In May of 1863 the Confederacy was winning battles but losing the war. In the west Grant was moving on Vicksburg. In the east, the Army of Northern Virginia was holding off the Army of the Potomac, but Lee realized that this could not last forever. Something had to change, he would strike north and take the war to the enemy. After weeks of maneuver, a chance collision between the two armies would seal the fate of the Confederacy. Now is your chance to change history. Can you do better than Lee and crush the Union army as it arrives piecemeal? Or as Meade will you hold the heights and dash the last great hope of Confederate victory? The decisions are yours… in Gettysburg 150!
Gettysburg 150 is an expansion of the ideas contained in Hold the Line. Like Hold the Line, it uses command action points for units to move and attack. The CRT is similar, although artillery is weaker at longer ranges due to the greater scale of the battle. However, the board is not modular and infantry units are stronger. Units are division level, with brigade level cavalry. Advanced features like column movement is covered simply with movement bonuses for not moving adjacent to enemy units. More importantly, the game has optional rules to increase realism, including early reinforcements, army demoralization due to heavy losses, and rules to encourage corps organization. The game has 4 scenarios covering days 1, 2, and 3, as well as the Confederate attack on Little Round Top on July 2. Scenarios are playable in 1 hour for the day battles, 20 to 30 minutes for the Little Round Top scenario. The complete 3-day battle is playable in 2.5 to 3 hours.

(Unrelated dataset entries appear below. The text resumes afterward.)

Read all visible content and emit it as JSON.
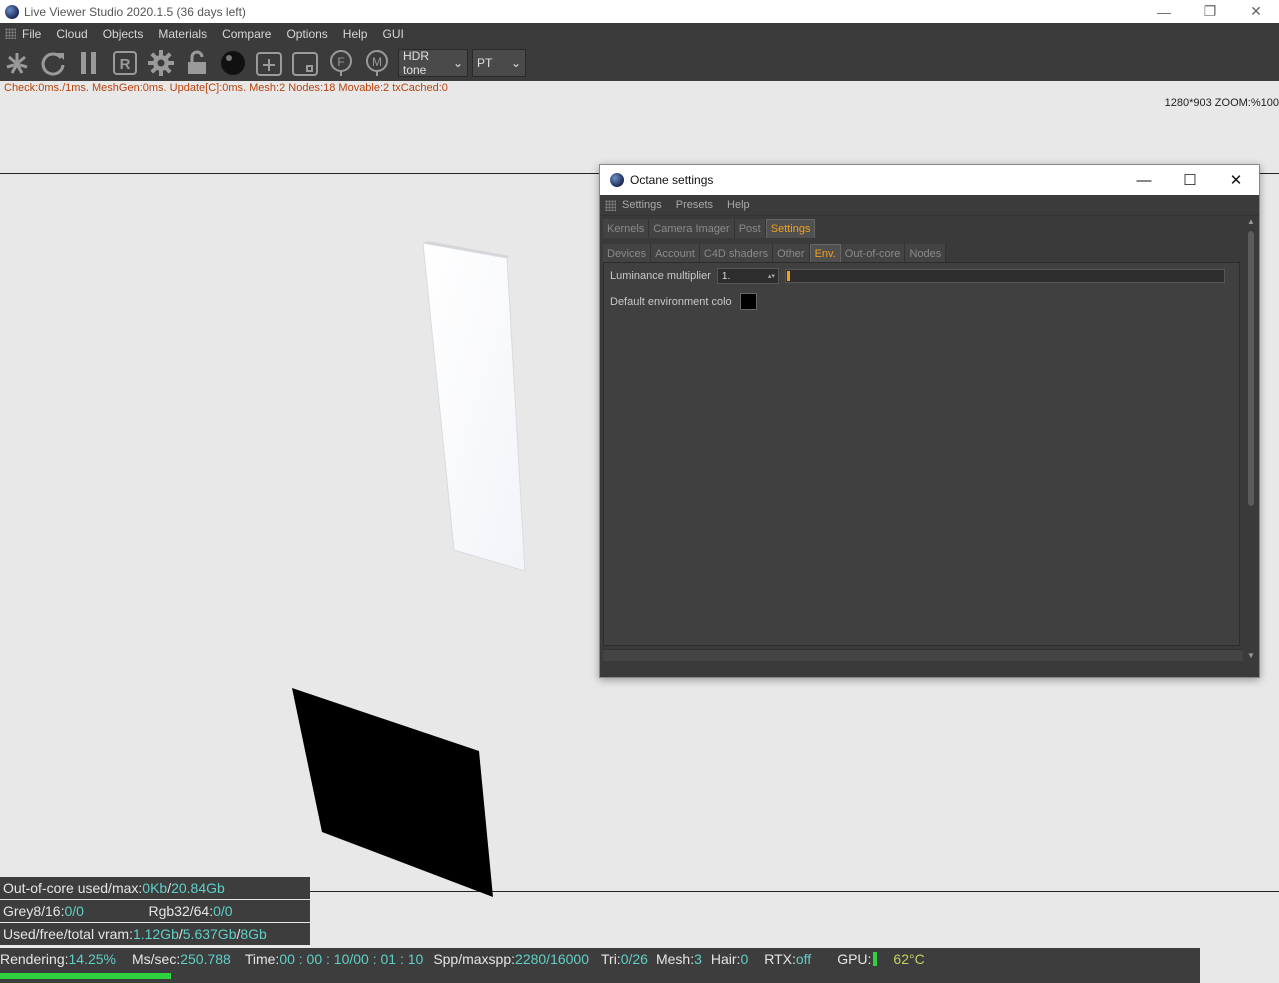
{
  "window": {
    "title": "Live Viewer Studio 2020.1.5 (36 days left)",
    "controls": [
      "—",
      "❐",
      "✕"
    ]
  },
  "menubar": [
    "File",
    "Cloud",
    "Objects",
    "Materials",
    "Compare",
    "Options",
    "Help",
    "GUI"
  ],
  "toolbar": {
    "icons": [
      "render-reset-icon",
      "refresh-icon",
      "pause-icon",
      "r-region-icon",
      "settings-gear-icon",
      "lock-icon",
      "material-sphere-icon",
      "add-region-icon",
      "focus-region-icon",
      "focus-pick-icon",
      "material-pick-icon"
    ],
    "tone_select": "HDR tone",
    "kernel_select": "PT"
  },
  "status_line": "Check:0ms./1ms. MeshGen:0ms. Update[C]:0ms. Mesh:2 Nodes:18 Movable:2 txCached:0",
  "zoom_info": "1280*903 ZOOM:%100",
  "octane": {
    "title": "Octane settings",
    "controls": [
      "—",
      "☐",
      "✕"
    ],
    "menu": [
      "Settings",
      "Presets",
      "Help"
    ],
    "tabs_top": [
      "Kernels",
      "Camera Imager",
      "Post",
      "Settings"
    ],
    "active_top": "Settings",
    "tabs_sub": [
      "Devices",
      "Account",
      "C4D shaders",
      "Other",
      "Env.",
      "Out-of-core",
      "Nodes"
    ],
    "active_sub": "Env.",
    "luminance_label": "Luminance multiplier",
    "luminance_value": "1.",
    "luminance_slider_level": 0,
    "env_color_label": "Default environment colo",
    "env_color": "#000000"
  },
  "overlay": {
    "ooc_label": "Out-of-core used/max:",
    "ooc_used": "0Kb",
    "ooc_sep": "/",
    "ooc_max": "20.84Gb",
    "grey_label": "Grey8/16: ",
    "grey_value": "0/0",
    "rgb_label": "Rgb32/64: ",
    "rgb_value": "0/0",
    "vram_label": "Used/free/total vram: ",
    "vram_used": "1.12Gb",
    "vram_free": "5.637Gb",
    "vram_total": "8Gb",
    "sep": "/"
  },
  "render": {
    "rendering_label": "Rendering: ",
    "rendering_pct": "14.25%",
    "ms_label": "Ms/sec: ",
    "ms_value": "250.788",
    "time_label": "Time: ",
    "time_value": "00 : 00 : 10/00 : 01 : 10",
    "spp_label": "Spp/maxspp: ",
    "spp_value": "2280/16000",
    "tri_label": "Tri: ",
    "tri_value": "0/26",
    "mesh_label": "Mesh: ",
    "mesh_value": "3",
    "hair_label": "Hair: ",
    "hair_value": "0",
    "rtx_label": "RTX:",
    "rtx_value": "off",
    "gpu_label": "GPU:",
    "gpu_temp": "62°C",
    "progress": 0.1425
  },
  "colors": {
    "accent": "#f0a21e",
    "value_cyan": "#5fd0c8",
    "progress_green": "#2fd13f",
    "status_text": "#b8420c"
  }
}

A division level Gettysburg game in honor of the 150th anniversary of the battle. This simple fast playing game comes with a mounted 27 x22 map, two counter sheets with large 7/8” counters, updated “living” rules, and dice. You can play the entire battle in 2 to 3 hours, with 4 shorter scenarios.
Players will maneuver the counters representing the Union and Confederate armies across a hex cover representation of the battlefield at Gettysburg. Each turn players get a number of action points that will allow them to maneuver, fire combat, and close combat enemy forces. You will always receive some action points, but will never be sure exactly how many recreating the uncertainty of command and control. Victory is obtained by driving the enemy from the field by capturing terrain objectives or eliminating enemy units.
The game uses the popular Hold the Line game system as its base. Optional rules include a Chaos of War table, force march, and more.